Bisecting the page and running vertically in parallel with the gutter of the sketchbook is a separate sketch of tombs, probably monuments on the Via Appia Antica. Meanwhile, the right-hand third of the sheet contains two further studies drawn with the sketchbook held in portrait format with the spine at the top. The smaller of these views in the top right-hand corner probably depicts tombs on the Via Appia Antica. The larger sketch shows the Tomb of Cecilia Metella and the adjacent ruins of the fortress of the Caetani family from the east. To the middle right is the line of the Via Appia and the view towards Rome with the distant dome of St Peter’s, whilst on the far right are the ruins of the Circus of Maxentius. This view is identical to Hakewill’s drawing, Tomb of Cecilia Metella, on the Via Appia,3 upon which Turner based his 1818 watercolour for the Picturesque Tour in Italy, engraved by John Byrne and published in 1819.4
See Luigi Ficacci, Piranesi: The Complete Etchings, Köln and London 2000, no.938, p.722.
Mariano Vasi, A New Picture of Rome, and its Environs, in the Form of an Itinerary, Rome 1818, pp.297–8.
Tony Cubberley and Luke Herrmann, Twilight of the Grand Tour: A Catalogue of the drawings by James Hakewill in the British School at Rome Library, Rome 1992, 3.27, p.208 reproduced.

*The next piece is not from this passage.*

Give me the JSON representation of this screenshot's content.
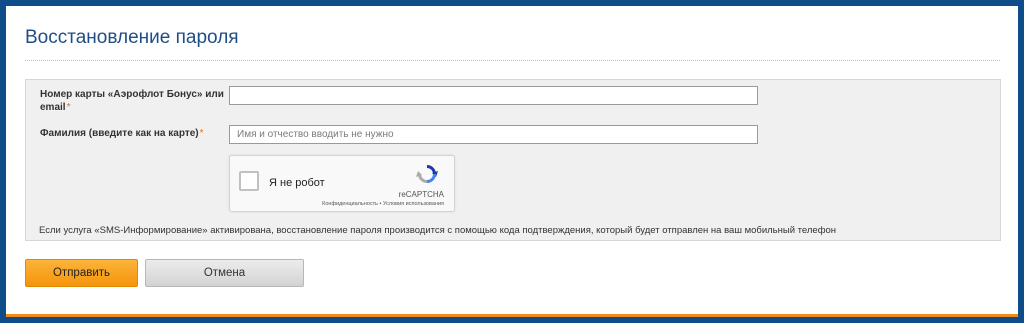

Tomb of Cecilia Metella, watercolour, 1818 (private collection), see Andrew Wilton, The Life and Work of J.M.W. Turner, Fribourg 1979, no.709), engraved by John Byrne and published 1819, see W[illiam] G[eorge] Rawlinson, The Engraved Work of J.M.W. Turner, R.A., London 1908, vol.I, no.153.